- 1 Social media content accessibility: make it less stressful for others
- 1.1 Content accessibility: how do you treat the term?
- 1.2 How to make content online more accessible?
- 1.3 Alternative text is a nice idea
- 1.4 Work on the closed captions
- 1.5 Don’t use custom fonts that often
- 1.6 Work on the hashtags
- 1.7 Emojis aren’t the best option
- 1.8 Make use of the contrast
Social media content accessibility: make it less stressful for others
It’s time to make your content more accessible online. Social media has become a crucial part of our lives. Businesses start to join the movement and create social media accounts to make their services more visible on the web. If you have a business page and share the content with the followers, you should consider the audience of your page. It is important to ensure the accessibility of the posts and informative communication.
Content accessibility: how do you treat the term?
If we take a less global perspective, we should refer to the number of followers that can see your business page online. But when it comes to content accessibility, it refers to the problem of disabled people who can’t easily reach the information on the page. Different disabilities make it impossible to enjoy the content on the web easily. These people are potentially disabled. They can experience hearing loss, some issues with their blindness. It also refers to people with dyslexia.
There are so many such cases. People around the world suffer from different types of disabilities that can make them feel abandoned on the web. If you want to make your content accessible to everyone, you should take care of the accessibility of the content. Some businesses develop new strategies for their online content, and others use transcription services for qualitative research to help catch difficult words. Considering the number of people with disabilities, the decision towards content accessibility should be made.
How to make content online more accessible?
Why should businesses join the movement and work on accessibility? First off, it is morally correct to take care of those followers who experience difficulties with consuming the content. And the second reason is the flow of new customers. When you make your content understandable for a bigger number of people, you can get more clients. The reasons to join the initiative are clear. Now let’s see what steps you can take to make accessibility a reality.
Alternative text is a nice idea

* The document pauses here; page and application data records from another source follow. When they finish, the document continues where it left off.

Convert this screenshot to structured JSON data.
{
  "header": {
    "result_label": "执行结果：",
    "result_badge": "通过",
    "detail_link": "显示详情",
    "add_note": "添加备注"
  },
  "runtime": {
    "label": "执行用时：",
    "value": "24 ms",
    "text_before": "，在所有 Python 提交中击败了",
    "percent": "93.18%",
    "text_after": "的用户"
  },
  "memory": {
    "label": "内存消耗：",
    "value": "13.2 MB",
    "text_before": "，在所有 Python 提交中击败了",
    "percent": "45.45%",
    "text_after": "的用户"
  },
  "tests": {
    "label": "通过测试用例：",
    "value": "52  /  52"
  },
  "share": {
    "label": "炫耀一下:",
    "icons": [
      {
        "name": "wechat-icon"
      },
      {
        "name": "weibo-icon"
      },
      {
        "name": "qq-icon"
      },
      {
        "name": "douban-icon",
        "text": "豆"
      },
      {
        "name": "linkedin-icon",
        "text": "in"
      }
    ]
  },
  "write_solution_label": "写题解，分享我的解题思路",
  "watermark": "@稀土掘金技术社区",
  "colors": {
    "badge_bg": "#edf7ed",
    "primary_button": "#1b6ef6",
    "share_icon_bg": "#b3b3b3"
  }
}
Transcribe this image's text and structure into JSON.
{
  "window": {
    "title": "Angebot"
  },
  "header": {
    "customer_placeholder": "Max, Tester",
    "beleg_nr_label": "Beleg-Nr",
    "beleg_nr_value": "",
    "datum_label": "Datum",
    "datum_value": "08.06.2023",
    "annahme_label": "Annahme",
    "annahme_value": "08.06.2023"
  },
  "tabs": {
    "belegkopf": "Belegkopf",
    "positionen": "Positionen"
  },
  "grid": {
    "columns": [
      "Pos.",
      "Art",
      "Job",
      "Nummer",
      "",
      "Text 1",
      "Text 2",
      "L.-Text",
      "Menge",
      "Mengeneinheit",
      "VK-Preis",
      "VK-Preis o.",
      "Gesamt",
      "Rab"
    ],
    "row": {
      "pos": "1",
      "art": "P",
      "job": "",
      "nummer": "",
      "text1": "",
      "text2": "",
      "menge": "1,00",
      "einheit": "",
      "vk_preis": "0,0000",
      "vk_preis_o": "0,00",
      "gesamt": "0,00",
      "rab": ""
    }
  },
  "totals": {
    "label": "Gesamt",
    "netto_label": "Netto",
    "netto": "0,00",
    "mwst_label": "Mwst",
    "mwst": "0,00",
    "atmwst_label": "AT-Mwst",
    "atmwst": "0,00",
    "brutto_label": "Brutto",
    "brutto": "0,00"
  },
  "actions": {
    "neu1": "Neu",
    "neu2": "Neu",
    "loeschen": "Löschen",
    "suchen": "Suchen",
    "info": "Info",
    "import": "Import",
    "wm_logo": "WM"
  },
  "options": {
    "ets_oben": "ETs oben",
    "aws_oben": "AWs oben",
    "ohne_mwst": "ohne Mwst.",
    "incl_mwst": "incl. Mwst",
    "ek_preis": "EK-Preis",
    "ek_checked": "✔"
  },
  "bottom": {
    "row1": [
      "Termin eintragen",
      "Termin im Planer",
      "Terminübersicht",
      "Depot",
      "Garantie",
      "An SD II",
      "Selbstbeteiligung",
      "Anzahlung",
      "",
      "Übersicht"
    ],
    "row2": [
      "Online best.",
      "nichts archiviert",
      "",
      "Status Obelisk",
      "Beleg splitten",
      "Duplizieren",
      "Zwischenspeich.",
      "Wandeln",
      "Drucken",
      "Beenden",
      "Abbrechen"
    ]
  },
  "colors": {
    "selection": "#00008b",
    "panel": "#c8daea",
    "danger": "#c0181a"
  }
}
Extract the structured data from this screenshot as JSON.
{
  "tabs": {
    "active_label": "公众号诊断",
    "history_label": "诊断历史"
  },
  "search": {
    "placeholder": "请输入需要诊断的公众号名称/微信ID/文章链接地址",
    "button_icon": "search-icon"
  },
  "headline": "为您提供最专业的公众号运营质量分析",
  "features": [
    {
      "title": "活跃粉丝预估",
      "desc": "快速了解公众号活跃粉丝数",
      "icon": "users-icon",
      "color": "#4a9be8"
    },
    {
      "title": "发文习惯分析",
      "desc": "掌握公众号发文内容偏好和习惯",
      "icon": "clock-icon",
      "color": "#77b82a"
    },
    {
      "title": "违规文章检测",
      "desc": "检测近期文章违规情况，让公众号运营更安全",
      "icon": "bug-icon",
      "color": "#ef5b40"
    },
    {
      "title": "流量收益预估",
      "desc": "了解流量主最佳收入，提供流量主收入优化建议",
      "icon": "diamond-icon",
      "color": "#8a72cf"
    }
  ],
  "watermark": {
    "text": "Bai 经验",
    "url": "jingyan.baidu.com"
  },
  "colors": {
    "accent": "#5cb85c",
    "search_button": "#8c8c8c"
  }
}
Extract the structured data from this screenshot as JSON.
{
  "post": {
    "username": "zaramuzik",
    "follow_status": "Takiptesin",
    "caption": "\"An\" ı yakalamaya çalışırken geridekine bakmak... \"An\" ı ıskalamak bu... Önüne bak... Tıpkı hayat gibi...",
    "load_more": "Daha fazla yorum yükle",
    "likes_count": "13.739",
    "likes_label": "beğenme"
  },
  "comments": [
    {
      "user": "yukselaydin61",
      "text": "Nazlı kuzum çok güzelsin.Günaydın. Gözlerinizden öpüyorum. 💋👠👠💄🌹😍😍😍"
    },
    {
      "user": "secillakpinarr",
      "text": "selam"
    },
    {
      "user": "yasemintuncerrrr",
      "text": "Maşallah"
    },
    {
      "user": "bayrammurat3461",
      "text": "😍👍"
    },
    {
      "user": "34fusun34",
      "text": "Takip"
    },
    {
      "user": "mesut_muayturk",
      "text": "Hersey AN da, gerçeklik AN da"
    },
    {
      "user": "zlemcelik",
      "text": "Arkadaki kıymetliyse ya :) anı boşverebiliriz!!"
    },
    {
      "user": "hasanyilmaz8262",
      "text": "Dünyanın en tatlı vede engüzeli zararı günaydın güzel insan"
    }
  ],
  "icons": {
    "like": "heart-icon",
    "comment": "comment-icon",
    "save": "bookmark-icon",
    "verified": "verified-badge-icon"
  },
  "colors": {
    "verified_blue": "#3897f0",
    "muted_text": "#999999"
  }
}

Do you know what the alternative text is? These are the human-generated transcripts that offer a short description of the photo. When you post a photo, you should add a small text and describe in short what is on the picture. You can use this feature when listing on Facebook. When editing the picture, you will find the necessary button and add the text automatically. Instagram also offers Advanced Settings, where you can work on the alternative text.
To make it helpful, it is important to use the highest quality services. This step is a perfect idea for those with hearing loss. If a person is deaf, English subtitles won’t be very helpful. But closed captions can change the situation and make the understanding better. There’s a difference between these two notions. Subtitles follow the speech and are focused on the words only. But closed captions are more versatile in sounds. Closed captions catch a wide range of sounds, such as a doorbell ringing, birds singing, and other background noises.
Who else may need help from the closed captions? Users without a fluent knowledge of the language would much appreciate the effort. By following the captions, it is easier to learn the language and follow the natural flow of information. In some cases, you don’t even need to work on the closed captions. They are fully available on certain platforms. If you post videos on Facebook or YouTube, you should only click on the button to add the captions. When a company offers the content transcribed to disabled users, it makes it more accessible to everyone.
Don’t use custom fonts that often
People with disabilities use specific assisting technologies to be able to read the content online. When the tool experiences a specific customized font, you can’t get the proper transcription of the sentence. It is difficult for disabled people to catch the information when it’s written in bold, italics, or with the help of other unusual fonts.
A lot of people are using screen readers to help them get information online. And when a screen reader comes across the hashtags, it will most likely perceive the content as several letters rather than full words. But you can change it easily. If you capitalize the words, your hashtags will be more accessible to disabled users. It is also a nice choice for people with dyslexia.
Emojis aren’t the best option
When posting some content, you may want to add a specific emoji to show your mood and make the text more entertaining. But the thing is that emojis can be quite distracting for people with disabilities. The screen readers will try to explain what the emoji looks like in the middle of the regular sentence. And it is difficult to catch the sense of the sentence. How can you improve it? If you need an emoji, try to insert it at the end of the sentence. If you put it in between the words, it will make things sound even worse.
Make use of the contrast
The contrast in colors is a must. There are so many people with color blindness. They can’t differentiate most of the shades. And when you post a picture in the same color scheme, disabled people can’t get the sense of the picture. If you set high contrasts between the background and actual picture or text, it is easier to look at the screen and get the idea of it.
Posting content online is a responsible task. When you manage a business account, you can’t close your eyes to real problems. There are people with disabilities who may follow your page. And your task is to try to eliminate the difficulties with reading the content. These steps aren’t complicated. They take some time. But at the same time, they do a great job and help people who experience different issues with their health conditions.